● TASK: All of the data must be written out verbatim, with pictures excluded.
[DATA Boundary: Start]
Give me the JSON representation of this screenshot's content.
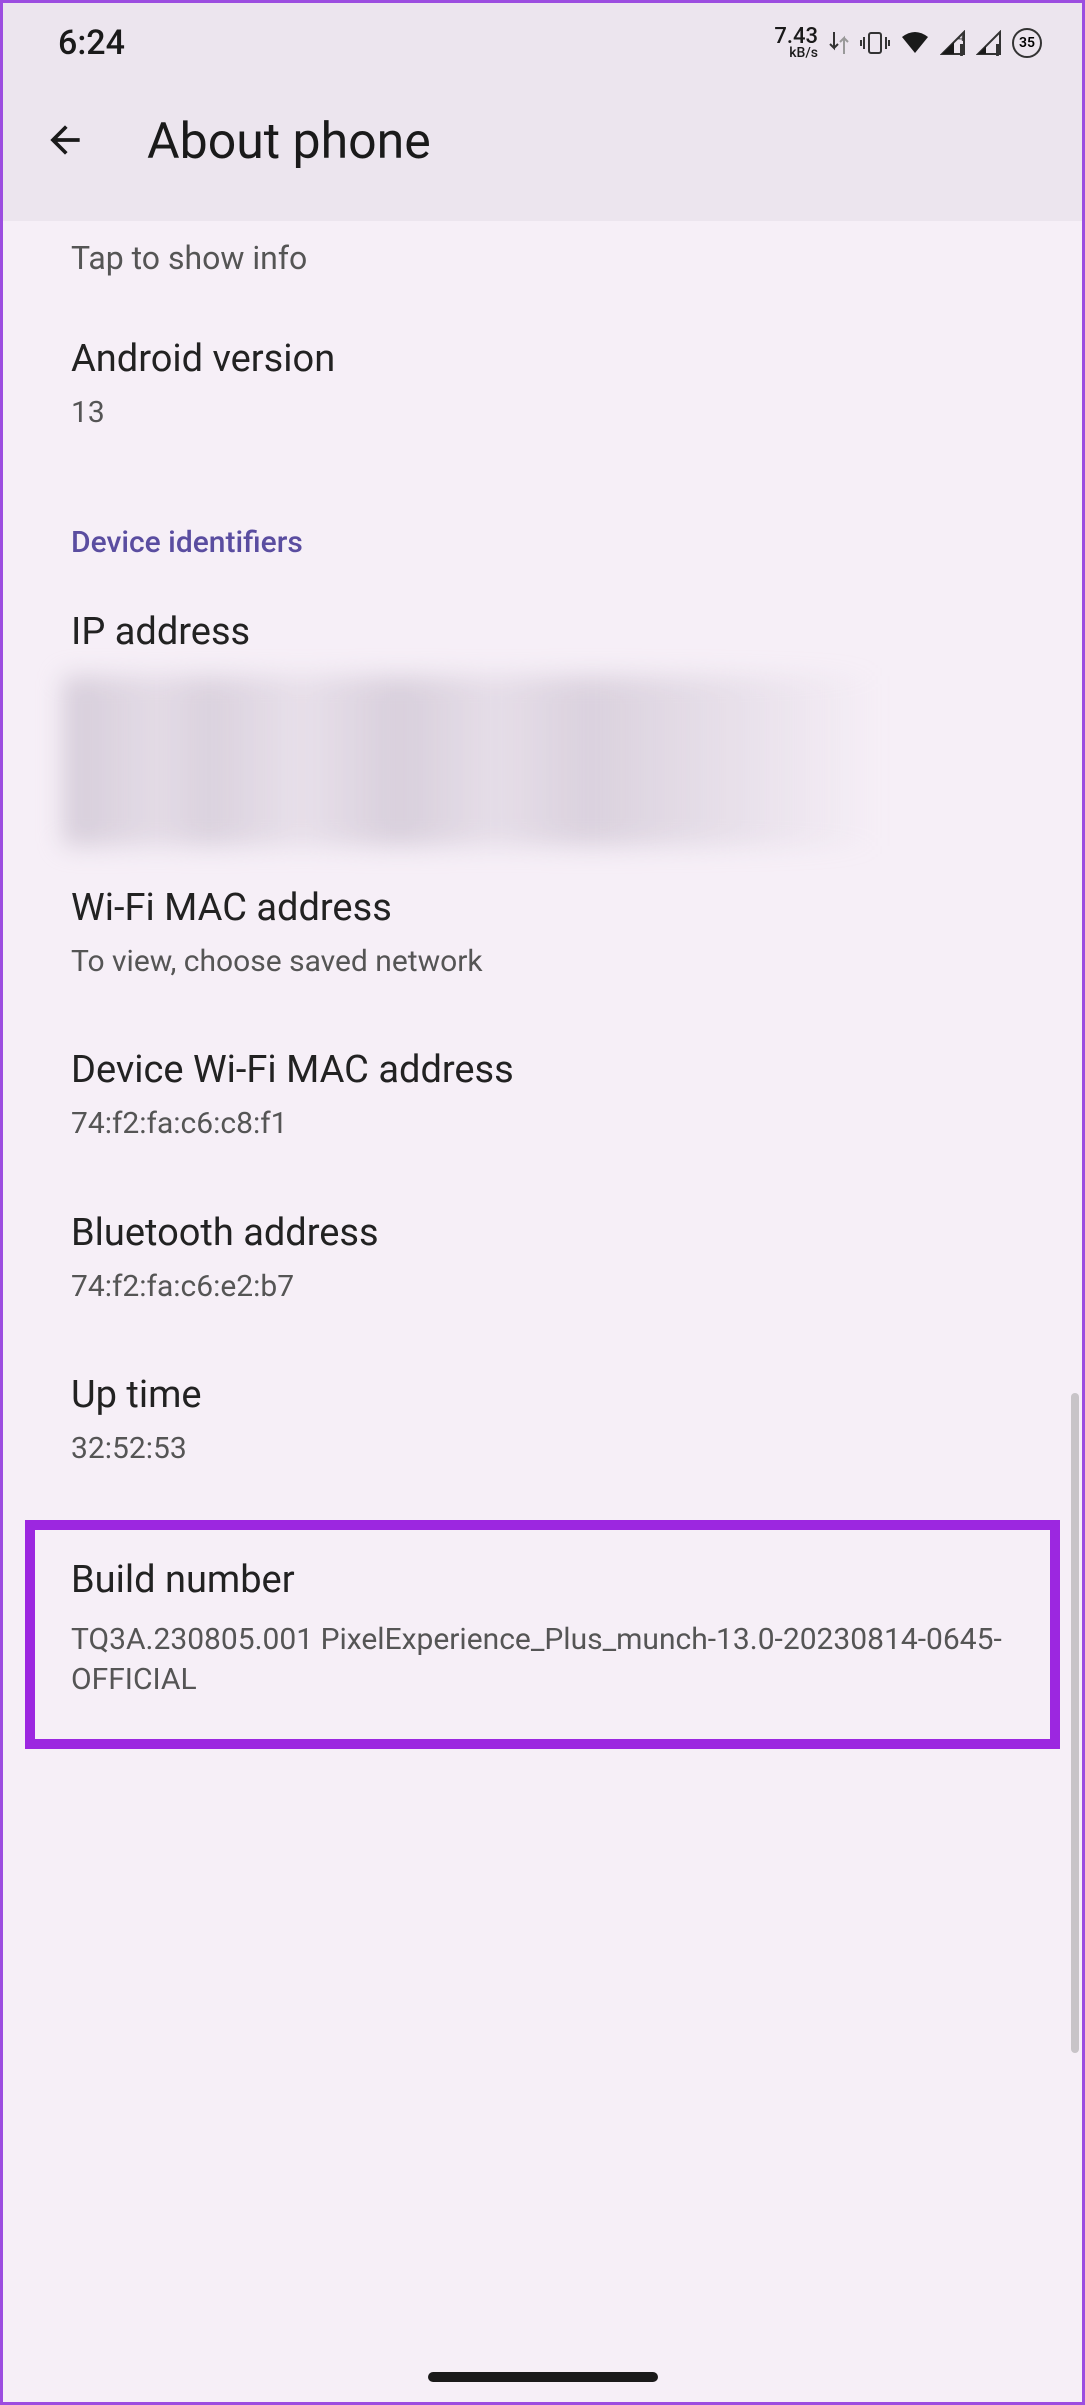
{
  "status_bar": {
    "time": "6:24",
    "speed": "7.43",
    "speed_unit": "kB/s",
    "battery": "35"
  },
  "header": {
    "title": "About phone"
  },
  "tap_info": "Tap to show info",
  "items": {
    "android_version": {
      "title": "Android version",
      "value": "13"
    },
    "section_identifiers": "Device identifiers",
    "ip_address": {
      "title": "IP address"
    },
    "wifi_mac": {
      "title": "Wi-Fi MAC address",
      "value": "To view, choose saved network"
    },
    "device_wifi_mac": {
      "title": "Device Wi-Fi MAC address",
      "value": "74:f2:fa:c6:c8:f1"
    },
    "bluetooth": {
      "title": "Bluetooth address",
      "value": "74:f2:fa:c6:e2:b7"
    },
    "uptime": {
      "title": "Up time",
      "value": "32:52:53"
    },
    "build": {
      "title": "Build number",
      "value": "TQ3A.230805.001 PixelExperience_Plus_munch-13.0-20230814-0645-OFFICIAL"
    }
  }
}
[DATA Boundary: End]
● WRITTEN ANSWER:
Give me the JSON representation of this screenshot's content.
{
  "status_bar": {
    "time": "6:24",
    "speed": "7.43",
    "speed_unit": "kB/s",
    "battery": "35"
  },
  "header": {
    "title": "About phone"
  },
  "tap_info": "Tap to show info",
  "items": {
    "android_version": {
      "title": "Android version",
      "value": "13"
    },
    "section_identifiers": "Device identifiers",
    "ip_address": {
      "title": "IP address"
    },
    "wifi_mac": {
      "title": "Wi-Fi MAC address",
      "value": "To view, choose saved network"
    },
    "device_wifi_mac": {
      "title": "Device Wi-Fi MAC address",
      "value": "74:f2:fa:c6:c8:f1"
    },
    "bluetooth": {
      "title": "Bluetooth address",
      "value": "74:f2:fa:c6:e2:b7"
    },
    "uptime": {
      "title": "Up time",
      "value": "32:52:53"
    },
    "build": {
      "title": "Build number",
      "value": "TQ3A.230805.001 PixelExperience_Plus_munch-13.0-20230814-0645-OFFICIAL"
    }
  }
}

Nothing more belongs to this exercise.